Tony Thomas is a journalist

The "secret" green guest list

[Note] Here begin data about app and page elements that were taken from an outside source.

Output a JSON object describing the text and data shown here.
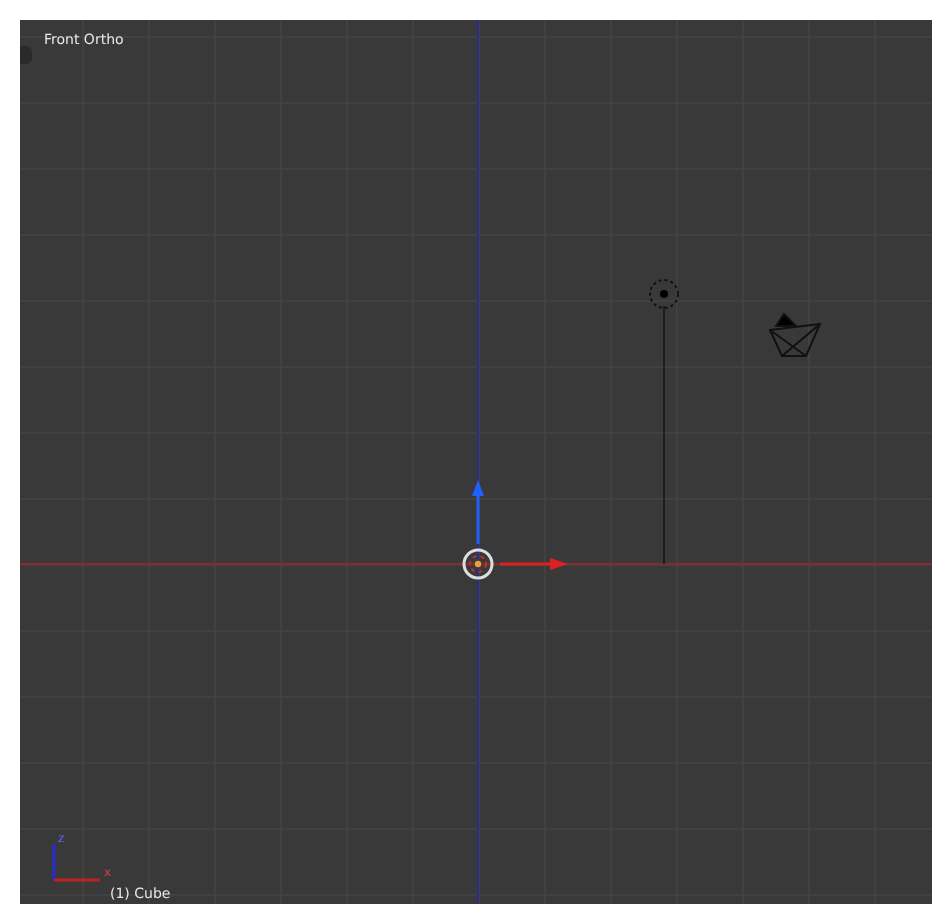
{
  "viewport": {
    "title": "Front Ortho",
    "axis_labels": [
      "x",
      "z"
    ],
    "object_label": "(1) Cube"
  }
}
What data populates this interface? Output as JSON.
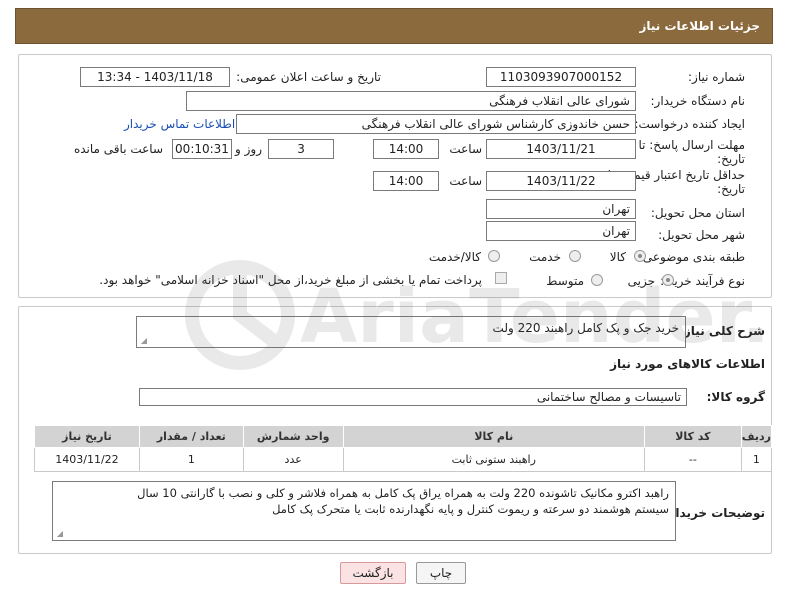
{
  "header": {
    "title": "جزئیات اطلاعات نیاز"
  },
  "form": {
    "need_number_label": "شماره نیاز:",
    "need_number": "1103093907000152",
    "announce_label": "تاریخ و ساعت اعلان عمومی:",
    "announce_value": "1403/11/18 - 13:34",
    "buyer_org_label": "نام دستگاه خریدار:",
    "buyer_org": "شورای عالی انقلاب فرهنگی",
    "creator_label": "ایجاد کننده درخواست:",
    "creator": "حسن خاندوزی کارشناس شورای عالی انقلاب فرهنگی",
    "contact_link": "اطلاعات تماس خریدار",
    "deadline_label_1": "مهلت ارسال پاسخ: تا",
    "deadline_label_2": "تاریخ:",
    "deadline_date": "1403/11/21",
    "time_label": "ساعت",
    "deadline_time": "14:00",
    "days_value": "3",
    "days_label": "روز و",
    "remaining_time": "00:10:31",
    "remaining_label": "ساعت باقی مانده",
    "min_validity_label_1": "حداقل تاریخ اعتبار قیمت: تا",
    "min_validity_label_2": "تاریخ:",
    "validity_date": "1403/11/22",
    "validity_time_label": "ساعت",
    "validity_time": "14:00",
    "province_label": "استان محل تحویل:",
    "province": "تهران",
    "city_label": "شهر محل تحویل:",
    "city": "تهران",
    "category_label": "طبقه بندی موضوعی:",
    "category_options": [
      "کالا",
      "خدمت",
      "کالا/خدمت"
    ],
    "category_selected": "کالا",
    "process_label": "نوع فرآیند خرید :",
    "process_options": [
      "جزیی",
      "متوسط"
    ],
    "process_selected": "جزیی",
    "payment_note": "پرداخت تمام یا بخشی از مبلغ خرید،از محل \"اسناد خزانه اسلامی\" خواهد بود."
  },
  "details": {
    "summary_label": "شرح کلی نیاز:",
    "summary": "خرید جک و پک کامل راهبند 220 ولت",
    "goods_info_title": "اطلاعات کالاهای مورد نیاز",
    "group_label": "گروه کالا:",
    "group_value": "تاسیسات و مصالح ساختمانی",
    "table": {
      "headers": [
        "ردیف",
        "کد کالا",
        "نام کالا",
        "واحد شمارش",
        "تعداد / مقدار",
        "تاریخ نیاز"
      ],
      "rows": [
        [
          "1",
          "--",
          "راهبند ستونی ثابت",
          "عدد",
          "1",
          "1403/11/22"
        ]
      ]
    },
    "buyer_desc_label": "توضیحات خریدار:",
    "buyer_desc_line1": "راهبد  اکترو مکانیک تاشونده 220 ولت  به همراه یراق پک کامل به همراه فلاشر و کلی و نصب با گارانتی 10 سال",
    "buyer_desc_line2": "سیستم هوشمند دو سرعته و ریموت کنترل و پایه نگهدارنده ثابت یا متحرک پک کامل"
  },
  "buttons": {
    "print": "چاپ",
    "back": "بازگشت"
  },
  "watermark_text": "AriaTender.neT",
  "colors": {
    "header_bg": "#8b6a3e",
    "link": "#1a4fb5",
    "back_button": "#fbe3e3"
  }
}
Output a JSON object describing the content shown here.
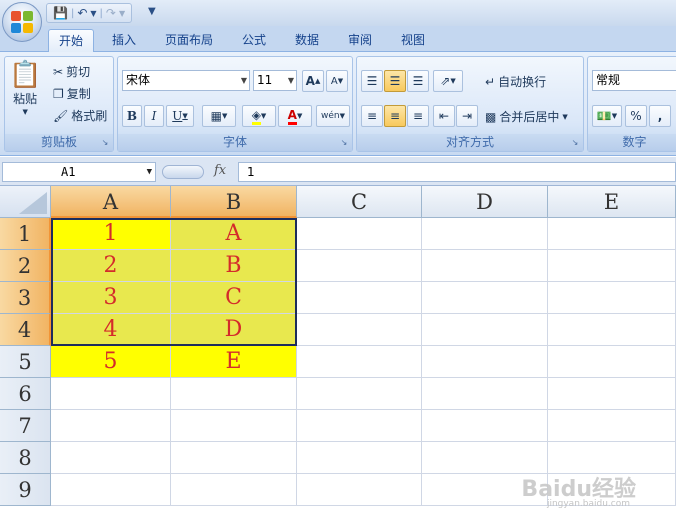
{
  "quick_access": {
    "save_icon": "save-icon",
    "undo_icon": "undo-icon",
    "redo_icon": "redo-icon",
    "customize_icon": "customize-icon"
  },
  "tabs": [
    {
      "label": "开始",
      "active": true
    },
    {
      "label": "插入"
    },
    {
      "label": "页面布局"
    },
    {
      "label": "公式"
    },
    {
      "label": "数据"
    },
    {
      "label": "审阅"
    },
    {
      "label": "视图"
    }
  ],
  "clipboard": {
    "label": "剪贴板",
    "paste": "粘贴",
    "cut": "剪切",
    "copy": "复制",
    "format_painter": "格式刷"
  },
  "font": {
    "label": "字体",
    "name": "宋体",
    "size": "11",
    "grow": "A",
    "shrink": "A",
    "bold": "B",
    "italic": "I",
    "underline": "U",
    "font_color_letter": "A",
    "phonetic": "wén"
  },
  "alignment": {
    "label": "对齐方式",
    "wrap_text": "自动换行",
    "merge_center": "合并后居中"
  },
  "number": {
    "label": "数字",
    "format": "常规",
    "percent": "%",
    "comma": ","
  },
  "formula_bar": {
    "name_box": "A1",
    "fx": "fx",
    "value": "1"
  },
  "columns": [
    "A",
    "B",
    "C",
    "D",
    "E"
  ],
  "rows": [
    "1",
    "2",
    "3",
    "4",
    "5",
    "6",
    "7",
    "8",
    "9"
  ],
  "cells": [
    [
      "1",
      "A"
    ],
    [
      "2",
      "B"
    ],
    [
      "3",
      "C"
    ],
    [
      "4",
      "D"
    ],
    [
      "5",
      "E"
    ]
  ],
  "colors": {
    "cell_text": "#d42b2b",
    "highlight": "#ffff00",
    "selection_shade": "#e8e84e",
    "header_selected": "#f1b463"
  },
  "watermark": {
    "brand": "Baidu经验",
    "url": "jingyan.baidu.com"
  }
}
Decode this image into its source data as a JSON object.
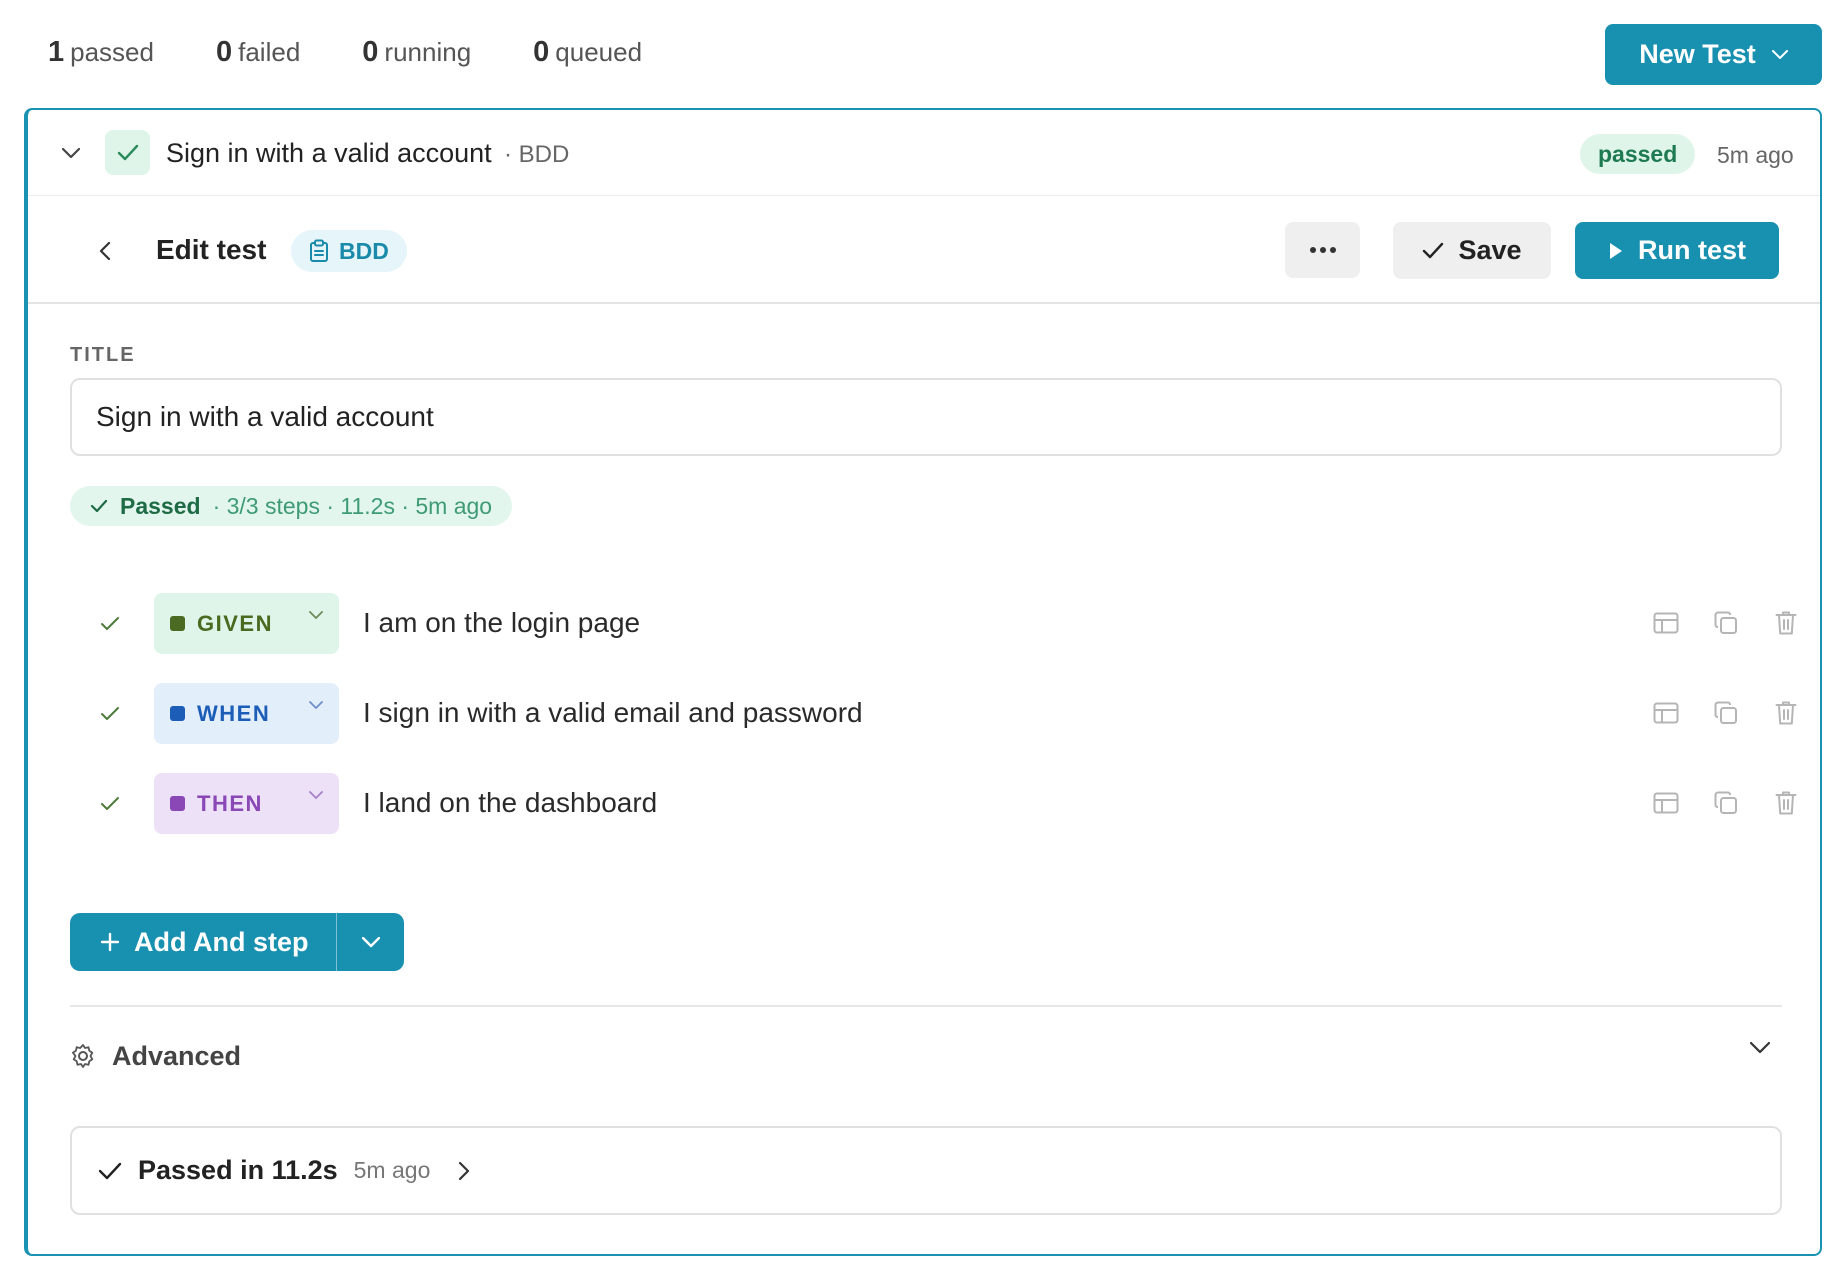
{
  "summary": {
    "passed_count": "1",
    "passed_label": "passed",
    "failed_count": "0",
    "failed_label": "failed",
    "running_count": "0",
    "running_label": "running",
    "queued_count": "0",
    "queued_label": "queued"
  },
  "new_test_label": "New Test",
  "test": {
    "title": "Sign in with a valid account",
    "type_label": "· BDD",
    "status": "passed",
    "time_ago": "5m ago"
  },
  "editor": {
    "heading": "Edit test",
    "mode_badge": "BDD",
    "save_label": "Save",
    "run_label": "Run test",
    "title_label": "TITLE",
    "title_value": "Sign in with a valid account",
    "run_summary": {
      "status": "Passed",
      "meta": "· 3/3 steps · 11.2s · 5m ago"
    },
    "steps": [
      {
        "keyword": "GIVEN",
        "text": "I am on the login page"
      },
      {
        "keyword": "WHEN",
        "text": "I sign in with a valid email and password"
      },
      {
        "keyword": "THEN",
        "text": "I land on the dashboard"
      }
    ],
    "add_step_label": "Add And step",
    "advanced_label": "Advanced",
    "last_run": {
      "label": "Passed in 11.2s",
      "time_ago": "5m ago"
    }
  },
  "colors": {
    "accent": "#1890b0",
    "passed_bg": "#dff5ea",
    "passed_text": "#1e7a50",
    "given": "#4b6a22",
    "when": "#1c5db8",
    "then": "#8a47b6"
  }
}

Robert May – Oxford University, Royal Society
Mike Hulme – Director Tyndall [Climate] Centre, U. East Anglia
Blake Lee-Harwood – Head of Campaigns, Greenpeace
Dorthe Dahl-Jensen – Niels Bohr Institute, Copenhagen [Ice core drilling]
Michael Bravo – [Historian] Scott Polar Resarch Institute, Cambridge
Andrew Dlugolecki – Insurance industry consultant
Trevor Evans – US Embassy
Colin Challen MP – Chair, All Party Group on Climate Change
Anuradha Vittachi – Director, Oneworld.net [“Human rights and poverty”]
Andrew Simms – Policy Director, New Economics  Foundation [“Equality, diversity, economic stability”]
Claire Foster – Environmental Issues, Church of England
Saleemul Huq – IIED [LDC Sustainable Development]
Poshendra Satyal Pravat – Open University [“Environmental Governance”]
Li Moxuan – Climate campaigner, Greenpeace China
Tadesse Dadi – Tearfund Ethiopia [Church and Poverty]
Iain Wright – CO2 Project Manager, BP Intl
Ashok Sinha – Stop Climate Chaos
Andy Atkins – Advocacy Director, Tearfund [Church and Poverty]
Matthew Farrow – Confederation of British Industry
Rafael Hidalgo – Tv/multimedia producer
Cheryl Campbell – Executive Director, TV for the Environment
Kevin McCullough – Director, NPower Renewables
Richard D North – Institute of Economic Affairs
Steve Widdicombe – Plymouth Marine Labs [Biodiversity Change Science]
Joe Smith – Open University [also media management on climate]
Mark Galloway - Director , International Broadcasting Trust [Environment and Human Rights]
Anita Neville – E3G [Change Agents, Sustainable Development]
Eleni Andreadis – [Post-grad student] Harvard University [also Green Talk Host]
Jos Wheatley – Global Environment Assets Team [Govt Foreign Aid PR]
Tessa Tennant – Chair, Assn for Sustainable & Responsible Investment in Asia. 

Seminar Attendees : the BBC

Jana Bennett – Director of TV
Sacha Baveystock – Exec Producer, Science
Helen Boaden – Director of News
Andrew Lane
– Manager, Weather, TV News
Anne Gilchrist – Exec Editor Indies & Events, CBBC
Dominic Vallely – Exec Editor, Entertainment
Eleanor Moran – Development Exec, Drama Commissioning
Elizabeth McKay – Project Exec, Education
Emma Swain – Commissioning Editor, Specialist Factual
Fergal Keane – Chair, Foreign Affairs Correspondent
Fran Unsworth – Head of Newsgathering
George Entwistle – Head of TV Current Affairs
Glenwyn Benson – Controller, Factual TV
John Lynch – Creative Director, Specialist Factual
Jon Plowman – Head of Comedy
Jon Williams – TV Editor, Newsgathering
Karen O’Connor – Editor, This World, Current Affairs
Catriona McKenzie – Tightrope Pictures
Liz Molyneux – Editorial Exec, Factual Commissioning
Matt Morris – Head of News, Radio Live Five
Neil Nightingale – Head of Natural History Unit
Paul Brannan – Deputy Head of News Interactive
Peter Horrocks – Head of TV News
Peter Rippon – Duty Editor, World at One/PM/The World This Weekend
Phil Harding – Director, English Networks and Nations
Steve Mitchell – Head of Radio News
Sue Inglish – Head of Political Programs
Frances Weil – Editor of News Special Events.